**Task directions**
Each line below that includes the word "JSON" is to be reported.
━━━━━ Records for processing ━━━━━
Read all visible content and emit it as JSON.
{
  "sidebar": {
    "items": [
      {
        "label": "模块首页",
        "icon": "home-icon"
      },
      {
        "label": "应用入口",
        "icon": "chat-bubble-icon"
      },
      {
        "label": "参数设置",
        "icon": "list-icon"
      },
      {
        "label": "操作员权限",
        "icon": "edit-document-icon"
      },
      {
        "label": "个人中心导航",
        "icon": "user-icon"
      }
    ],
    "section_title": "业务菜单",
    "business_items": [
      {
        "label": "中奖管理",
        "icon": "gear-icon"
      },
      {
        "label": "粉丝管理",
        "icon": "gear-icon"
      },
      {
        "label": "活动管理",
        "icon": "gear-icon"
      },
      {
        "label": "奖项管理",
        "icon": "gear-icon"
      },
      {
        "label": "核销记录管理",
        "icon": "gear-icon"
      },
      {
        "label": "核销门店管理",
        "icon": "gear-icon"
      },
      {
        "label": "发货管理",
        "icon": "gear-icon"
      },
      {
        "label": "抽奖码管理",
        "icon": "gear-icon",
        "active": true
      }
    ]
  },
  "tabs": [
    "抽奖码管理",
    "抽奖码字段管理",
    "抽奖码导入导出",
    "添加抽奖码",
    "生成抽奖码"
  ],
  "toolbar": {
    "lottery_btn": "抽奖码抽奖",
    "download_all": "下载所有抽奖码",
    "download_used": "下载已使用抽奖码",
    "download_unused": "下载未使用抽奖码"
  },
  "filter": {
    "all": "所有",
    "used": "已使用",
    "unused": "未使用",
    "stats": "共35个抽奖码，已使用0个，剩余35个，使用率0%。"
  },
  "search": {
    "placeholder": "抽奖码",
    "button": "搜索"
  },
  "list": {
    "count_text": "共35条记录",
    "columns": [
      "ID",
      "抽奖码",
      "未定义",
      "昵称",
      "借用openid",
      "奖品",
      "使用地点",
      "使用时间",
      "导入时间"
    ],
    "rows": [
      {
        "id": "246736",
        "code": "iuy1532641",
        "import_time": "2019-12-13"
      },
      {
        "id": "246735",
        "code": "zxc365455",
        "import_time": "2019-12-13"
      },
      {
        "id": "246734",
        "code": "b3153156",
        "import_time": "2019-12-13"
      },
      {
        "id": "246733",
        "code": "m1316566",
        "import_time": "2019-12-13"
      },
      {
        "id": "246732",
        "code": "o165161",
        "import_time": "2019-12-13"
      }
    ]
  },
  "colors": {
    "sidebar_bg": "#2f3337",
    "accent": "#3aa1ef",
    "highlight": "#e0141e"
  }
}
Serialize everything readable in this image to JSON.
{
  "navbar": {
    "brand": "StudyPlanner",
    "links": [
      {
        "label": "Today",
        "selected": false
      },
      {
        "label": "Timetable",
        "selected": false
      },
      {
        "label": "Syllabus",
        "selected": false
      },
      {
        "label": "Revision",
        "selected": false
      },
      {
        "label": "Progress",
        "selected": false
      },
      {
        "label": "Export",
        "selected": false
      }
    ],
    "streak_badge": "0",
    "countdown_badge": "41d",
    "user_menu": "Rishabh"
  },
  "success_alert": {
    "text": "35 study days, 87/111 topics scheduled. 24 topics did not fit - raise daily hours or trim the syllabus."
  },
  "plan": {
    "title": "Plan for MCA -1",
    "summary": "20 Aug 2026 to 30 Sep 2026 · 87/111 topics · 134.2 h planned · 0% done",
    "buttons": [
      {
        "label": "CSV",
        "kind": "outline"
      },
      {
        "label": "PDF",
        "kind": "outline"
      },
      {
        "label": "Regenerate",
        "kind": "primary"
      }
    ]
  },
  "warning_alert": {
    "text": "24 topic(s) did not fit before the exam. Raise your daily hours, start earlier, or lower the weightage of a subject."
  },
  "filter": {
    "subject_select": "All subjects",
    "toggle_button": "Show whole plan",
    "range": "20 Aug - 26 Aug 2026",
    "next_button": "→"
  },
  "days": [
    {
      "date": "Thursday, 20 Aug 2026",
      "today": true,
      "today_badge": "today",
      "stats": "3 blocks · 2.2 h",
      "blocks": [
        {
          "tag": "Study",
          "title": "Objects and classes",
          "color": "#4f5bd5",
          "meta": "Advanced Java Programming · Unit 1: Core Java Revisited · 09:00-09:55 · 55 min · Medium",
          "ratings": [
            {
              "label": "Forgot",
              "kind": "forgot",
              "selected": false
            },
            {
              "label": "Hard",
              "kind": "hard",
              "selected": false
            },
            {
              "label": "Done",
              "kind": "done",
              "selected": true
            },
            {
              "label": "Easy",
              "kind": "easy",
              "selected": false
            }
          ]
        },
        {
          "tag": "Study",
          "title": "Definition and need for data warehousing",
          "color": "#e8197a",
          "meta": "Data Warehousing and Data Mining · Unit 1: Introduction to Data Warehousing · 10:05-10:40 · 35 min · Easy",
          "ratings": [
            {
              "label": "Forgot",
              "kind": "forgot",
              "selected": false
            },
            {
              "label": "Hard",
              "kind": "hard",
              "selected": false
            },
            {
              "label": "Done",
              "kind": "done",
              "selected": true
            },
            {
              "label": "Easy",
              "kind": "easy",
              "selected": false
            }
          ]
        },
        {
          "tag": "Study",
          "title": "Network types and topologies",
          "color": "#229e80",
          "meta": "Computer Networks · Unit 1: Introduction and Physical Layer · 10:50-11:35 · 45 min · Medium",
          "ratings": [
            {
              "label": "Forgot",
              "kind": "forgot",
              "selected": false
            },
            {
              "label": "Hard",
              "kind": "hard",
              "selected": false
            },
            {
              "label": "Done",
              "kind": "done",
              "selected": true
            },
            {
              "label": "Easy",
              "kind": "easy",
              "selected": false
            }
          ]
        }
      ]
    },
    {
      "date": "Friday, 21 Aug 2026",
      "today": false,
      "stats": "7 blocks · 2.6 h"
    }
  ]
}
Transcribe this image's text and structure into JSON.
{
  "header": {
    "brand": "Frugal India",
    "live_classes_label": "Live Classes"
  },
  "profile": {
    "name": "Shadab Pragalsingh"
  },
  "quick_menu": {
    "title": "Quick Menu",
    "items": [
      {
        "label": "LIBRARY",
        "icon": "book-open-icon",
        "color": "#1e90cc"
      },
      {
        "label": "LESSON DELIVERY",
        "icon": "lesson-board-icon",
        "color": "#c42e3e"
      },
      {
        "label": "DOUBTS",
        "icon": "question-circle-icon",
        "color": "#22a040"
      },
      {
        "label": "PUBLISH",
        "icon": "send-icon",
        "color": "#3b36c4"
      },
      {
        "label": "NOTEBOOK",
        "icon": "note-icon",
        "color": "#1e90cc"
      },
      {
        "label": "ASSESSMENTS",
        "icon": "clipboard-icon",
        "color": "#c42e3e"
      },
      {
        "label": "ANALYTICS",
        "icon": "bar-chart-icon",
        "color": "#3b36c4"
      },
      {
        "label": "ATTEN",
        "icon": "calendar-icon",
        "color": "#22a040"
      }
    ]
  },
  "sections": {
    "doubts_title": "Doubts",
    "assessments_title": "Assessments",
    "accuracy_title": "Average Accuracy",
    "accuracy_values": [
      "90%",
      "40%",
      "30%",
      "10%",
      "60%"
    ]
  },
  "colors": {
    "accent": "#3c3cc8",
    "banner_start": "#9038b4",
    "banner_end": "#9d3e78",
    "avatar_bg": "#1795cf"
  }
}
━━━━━
**Response to the exercise**
Read all visible content and emit it as JSON.
Serialize everything readable in this image to JSON.
Transcribe this image's text and structure into JSON.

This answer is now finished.